Task statement.
An exact copy of the whole listing is required.

- - - - -

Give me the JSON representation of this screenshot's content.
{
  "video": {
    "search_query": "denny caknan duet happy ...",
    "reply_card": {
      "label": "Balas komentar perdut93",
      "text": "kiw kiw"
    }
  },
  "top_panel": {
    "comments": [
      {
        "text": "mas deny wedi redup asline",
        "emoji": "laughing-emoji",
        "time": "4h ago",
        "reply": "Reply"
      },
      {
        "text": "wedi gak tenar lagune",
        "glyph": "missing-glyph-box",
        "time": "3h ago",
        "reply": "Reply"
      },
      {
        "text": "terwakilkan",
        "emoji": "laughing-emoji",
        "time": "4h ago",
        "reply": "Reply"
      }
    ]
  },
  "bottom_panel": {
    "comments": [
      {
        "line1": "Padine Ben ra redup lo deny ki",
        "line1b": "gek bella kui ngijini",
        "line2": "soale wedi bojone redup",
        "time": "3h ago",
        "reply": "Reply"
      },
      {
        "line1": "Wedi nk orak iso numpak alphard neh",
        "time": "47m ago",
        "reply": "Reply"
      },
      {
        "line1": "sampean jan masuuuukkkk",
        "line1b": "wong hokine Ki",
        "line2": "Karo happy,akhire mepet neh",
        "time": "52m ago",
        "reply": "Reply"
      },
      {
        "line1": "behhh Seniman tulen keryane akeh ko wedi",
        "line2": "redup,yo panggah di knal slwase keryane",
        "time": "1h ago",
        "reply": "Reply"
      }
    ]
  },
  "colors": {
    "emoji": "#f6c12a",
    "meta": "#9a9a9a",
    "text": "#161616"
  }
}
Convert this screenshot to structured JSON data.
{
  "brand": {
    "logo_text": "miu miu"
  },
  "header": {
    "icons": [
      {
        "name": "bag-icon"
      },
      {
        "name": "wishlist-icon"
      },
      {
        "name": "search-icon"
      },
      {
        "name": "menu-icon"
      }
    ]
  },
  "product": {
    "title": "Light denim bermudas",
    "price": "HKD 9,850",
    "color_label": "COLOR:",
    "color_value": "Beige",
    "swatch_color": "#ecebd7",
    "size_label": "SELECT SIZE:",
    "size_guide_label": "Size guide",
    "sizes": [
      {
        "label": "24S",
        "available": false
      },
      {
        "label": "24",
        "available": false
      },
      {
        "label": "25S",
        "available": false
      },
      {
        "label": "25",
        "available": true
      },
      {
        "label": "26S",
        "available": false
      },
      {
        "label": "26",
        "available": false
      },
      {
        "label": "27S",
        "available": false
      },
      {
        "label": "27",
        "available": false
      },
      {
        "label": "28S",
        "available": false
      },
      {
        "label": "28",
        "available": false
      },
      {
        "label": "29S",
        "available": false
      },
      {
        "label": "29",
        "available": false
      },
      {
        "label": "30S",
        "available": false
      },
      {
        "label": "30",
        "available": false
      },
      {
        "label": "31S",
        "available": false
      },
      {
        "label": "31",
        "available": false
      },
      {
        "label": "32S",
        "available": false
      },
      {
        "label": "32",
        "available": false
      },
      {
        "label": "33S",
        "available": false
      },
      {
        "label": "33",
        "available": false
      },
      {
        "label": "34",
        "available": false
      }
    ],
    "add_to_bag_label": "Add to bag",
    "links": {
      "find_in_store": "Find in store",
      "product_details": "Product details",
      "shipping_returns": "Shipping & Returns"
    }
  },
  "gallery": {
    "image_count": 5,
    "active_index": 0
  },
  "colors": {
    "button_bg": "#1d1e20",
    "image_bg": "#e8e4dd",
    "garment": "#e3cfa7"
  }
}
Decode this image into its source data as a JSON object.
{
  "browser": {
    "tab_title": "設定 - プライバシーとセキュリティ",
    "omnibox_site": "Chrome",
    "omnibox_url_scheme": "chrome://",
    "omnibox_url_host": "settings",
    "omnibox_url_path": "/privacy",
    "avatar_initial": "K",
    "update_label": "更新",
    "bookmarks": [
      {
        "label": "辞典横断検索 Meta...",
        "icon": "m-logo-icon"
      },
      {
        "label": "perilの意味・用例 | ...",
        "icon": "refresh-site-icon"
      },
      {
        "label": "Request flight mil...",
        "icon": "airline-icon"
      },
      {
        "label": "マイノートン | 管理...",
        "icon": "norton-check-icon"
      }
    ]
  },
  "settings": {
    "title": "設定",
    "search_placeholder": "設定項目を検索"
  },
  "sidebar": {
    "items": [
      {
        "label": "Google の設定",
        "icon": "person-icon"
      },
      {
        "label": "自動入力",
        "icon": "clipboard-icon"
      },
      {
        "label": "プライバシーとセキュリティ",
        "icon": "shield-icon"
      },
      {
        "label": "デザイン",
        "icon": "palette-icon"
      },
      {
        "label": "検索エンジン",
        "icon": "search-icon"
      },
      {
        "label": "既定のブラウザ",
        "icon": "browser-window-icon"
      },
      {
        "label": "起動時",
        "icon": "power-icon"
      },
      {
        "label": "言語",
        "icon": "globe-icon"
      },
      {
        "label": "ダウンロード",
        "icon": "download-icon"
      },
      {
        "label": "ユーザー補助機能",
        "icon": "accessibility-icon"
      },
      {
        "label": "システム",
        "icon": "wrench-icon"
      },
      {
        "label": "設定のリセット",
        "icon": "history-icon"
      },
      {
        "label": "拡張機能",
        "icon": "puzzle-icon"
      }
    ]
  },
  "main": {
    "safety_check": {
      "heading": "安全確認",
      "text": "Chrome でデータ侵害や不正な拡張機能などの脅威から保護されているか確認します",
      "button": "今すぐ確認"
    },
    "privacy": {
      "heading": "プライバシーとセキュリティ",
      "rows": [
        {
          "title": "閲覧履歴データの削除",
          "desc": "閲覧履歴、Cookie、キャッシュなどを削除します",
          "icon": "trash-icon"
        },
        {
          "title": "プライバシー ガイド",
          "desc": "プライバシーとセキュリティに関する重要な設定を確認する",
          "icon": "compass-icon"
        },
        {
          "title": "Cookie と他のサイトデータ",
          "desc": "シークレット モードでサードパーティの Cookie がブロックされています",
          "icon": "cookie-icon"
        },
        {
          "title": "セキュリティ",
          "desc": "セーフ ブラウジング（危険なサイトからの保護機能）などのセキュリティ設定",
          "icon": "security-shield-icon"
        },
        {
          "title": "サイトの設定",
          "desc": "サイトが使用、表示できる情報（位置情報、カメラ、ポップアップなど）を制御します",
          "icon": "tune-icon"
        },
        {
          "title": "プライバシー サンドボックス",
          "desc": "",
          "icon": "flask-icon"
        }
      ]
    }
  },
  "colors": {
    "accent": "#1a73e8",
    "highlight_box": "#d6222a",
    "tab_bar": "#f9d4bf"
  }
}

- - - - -

Finished exercise.
Give me the JSON representation of this screenshot's content.
{
  "video": {
    "search_query": "denny caknan duet happy ...",
    "reply_card": {
      "label": "Balas komentar perdut93",
      "text": "kiw kiw"
    }
  },
  "top_panel": {
    "comments": [
      {
        "text": "mas deny wedi redup asline",
        "emoji": "laughing-emoji",
        "time": "4h ago",
        "reply": "Reply"
      },
      {
        "text": "wedi gak tenar lagune",
        "glyph": "missing-glyph-box",
        "time": "3h ago",
        "reply": "Reply"
      },
      {
        "text": "terwakilkan",
        "emoji": "laughing-emoji",
        "time": "4h ago",
        "reply": "Reply"
      }
    ]
  },
  "bottom_panel": {
    "comments": [
      {
        "line1": "Padine Ben ra redup lo deny ki",
        "line1b": "gek bella kui ngijini",
        "line2": "soale wedi bojone redup",
        "time": "3h ago",
        "reply": "Reply"
      },
      {
        "line1": "Wedi nk orak iso numpak alphard neh",
        "time": "47m ago",
        "reply": "Reply"
      },
      {
        "line1": "sampean jan masuuuukkkk",
        "line1b": "wong hokine Ki",
        "line2": "Karo happy,akhire mepet neh",
        "time": "52m ago",
        "reply": "Reply"
      },
      {
        "line1": "behhh Seniman tulen keryane akeh ko wedi",
        "line2": "redup,yo panggah di knal slwase keryane",
        "time": "1h ago",
        "reply": "Reply"
      }
    ]
  },
  "colors": {
    "emoji": "#f6c12a",
    "meta": "#9a9a9a",
    "text": "#161616"
  }
}
Convert this screenshot to structured JSON data.
{
  "brand": {
    "logo_text": "miu miu"
  },
  "header": {
    "icons": [
      {
        "name": "bag-icon"
      },
      {
        "name": "wishlist-icon"
      },
      {
        "name": "search-icon"
      },
      {
        "name": "menu-icon"
      }
    ]
  },
  "product": {
    "title": "Light denim bermudas",
    "price": "HKD 9,850",
    "color_label": "COLOR:",
    "color_value": "Beige",
    "swatch_color": "#ecebd7",
    "size_label": "SELECT SIZE:",
    "size_guide_label": "Size guide",
    "sizes": [
      {
        "label": "24S",
        "available": false
      },
      {
        "label": "24",
        "available": false
      },
      {
        "label": "25S",
        "available": false
      },
      {
        "label": "25",
        "available": true
      },
      {
        "label": "26S",
        "available": false
      },
      {
        "label": "26",
        "available": false
      },
      {
        "label": "27S",
        "available": false
      },
      {
        "label": "27",
        "available": false
      },
      {
        "label": "28S",
        "available": false
      },
      {
        "label": "28",
        "available": false
      },
      {
        "label": "29S",
        "available": false
      },
      {
        "label": "29",
        "available": false
      },
      {
        "label": "30S",
        "available": false
      },
      {
        "label": "30",
        "available": false
      },
      {
        "label": "31S",
        "available": false
      },
      {
        "label": "31",
        "available": false
      },
      {
        "label": "32S",
        "available": false
      },
      {
        "label": "32",
        "available": false
      },
      {
        "label": "33S",
        "available": false
      },
      {
        "label": "33",
        "available": false
      },
      {
        "label": "34",
        "available": false
      }
    ],
    "add_to_bag_label": "Add to bag",
    "links": {
      "find_in_store": "Find in store",
      "product_details": "Product details",
      "shipping_returns": "Shipping & Returns"
    }
  },
  "gallery": {
    "image_count": 5,
    "active_index": 0
  },
  "colors": {
    "button_bg": "#1d1e20",
    "image_bg": "#e8e4dd",
    "garment": "#e3cfa7"
  }
}
Decode this image into its source data as a JSON object.
{
  "browser": {
    "tab_title": "設定 - プライバシーとセキュリティ",
    "omnibox_site": "Chrome",
    "omnibox_url_scheme": "chrome://",
    "omnibox_url_host": "settings",
    "omnibox_url_path": "/privacy",
    "avatar_initial": "K",
    "update_label": "更新",
    "bookmarks": [
      {
        "label": "辞典横断検索 Meta...",
        "icon": "m-logo-icon"
      },
      {
        "label": "perilの意味・用例 | ...",
        "icon": "refresh-site-icon"
      },
      {
        "label": "Request flight mil...",
        "icon": "airline-icon"
      },
      {
        "label": "マイノートン | 管理...",
        "icon": "norton-check-icon"
      }
    ]
  },
  "settings": {
    "title": "設定",
    "search_placeholder": "設定項目を検索"
  },
  "sidebar": {
    "items": [
      {
        "label": "Google の設定",
        "icon": "person-icon"
      },
      {
        "label": "自動入力",
        "icon": "clipboard-icon"
      },
      {
        "label": "プライバシーとセキュリティ",
        "icon": "shield-icon"
      },
      {
        "label": "デザイン",
        "icon": "palette-icon"
      },
      {
        "label": "検索エンジン",
        "icon": "search-icon"
      },
      {
        "label": "既定のブラウザ",
        "icon": "browser-window-icon"
      },
      {
        "label": "起動時",
        "icon": "power-icon"
      },
      {
        "label": "言語",
        "icon": "globe-icon"
      },
      {
        "label": "ダウンロード",
        "icon": "download-icon"
      },
      {
        "label": "ユーザー補助機能",
        "icon": "accessibility-icon"
      },
      {
        "label": "システム",
        "icon": "wrench-icon"
      },
      {
        "label": "設定のリセット",
        "icon": "history-icon"
      },
      {
        "label": "拡張機能",
        "icon": "puzzle-icon"
      }
    ]
  },
  "main": {
    "safety_check": {
      "heading": "安全確認",
      "text": "Chrome でデータ侵害や不正な拡張機能などの脅威から保護されているか確認します",
      "button": "今すぐ確認"
    },
    "privacy": {
      "heading": "プライバシーとセキュリティ",
      "rows": [
        {
          "title": "閲覧履歴データの削除",
          "desc": "閲覧履歴、Cookie、キャッシュなどを削除します",
          "icon": "trash-icon"
        },
        {
          "title": "プライバシー ガイド",
          "desc": "プライバシーとセキュリティに関する重要な設定を確認する",
          "icon": "compass-icon"
        },
        {
          "title": "Cookie と他のサイトデータ",
          "desc": "シークレット モードでサードパーティの Cookie がブロックされています",
          "icon": "cookie-icon"
        },
        {
          "title": "セキュリティ",
          "desc": "セーフ ブラウジング（危険なサイトからの保護機能）などのセキュリティ設定",
          "icon": "security-shield-icon"
        },
        {
          "title": "サイトの設定",
          "desc": "サイトが使用、表示できる情報（位置情報、カメラ、ポップアップなど）を制御します",
          "icon": "tune-icon"
        },
        {
          "title": "プライバシー サンドボックス",
          "desc": "",
          "icon": "flask-icon"
        }
      ]
    }
  },
  "colors": {
    "accent": "#1a73e8",
    "highlight_box": "#d6222a",
    "tab_bar": "#f9d4bf"
  }
}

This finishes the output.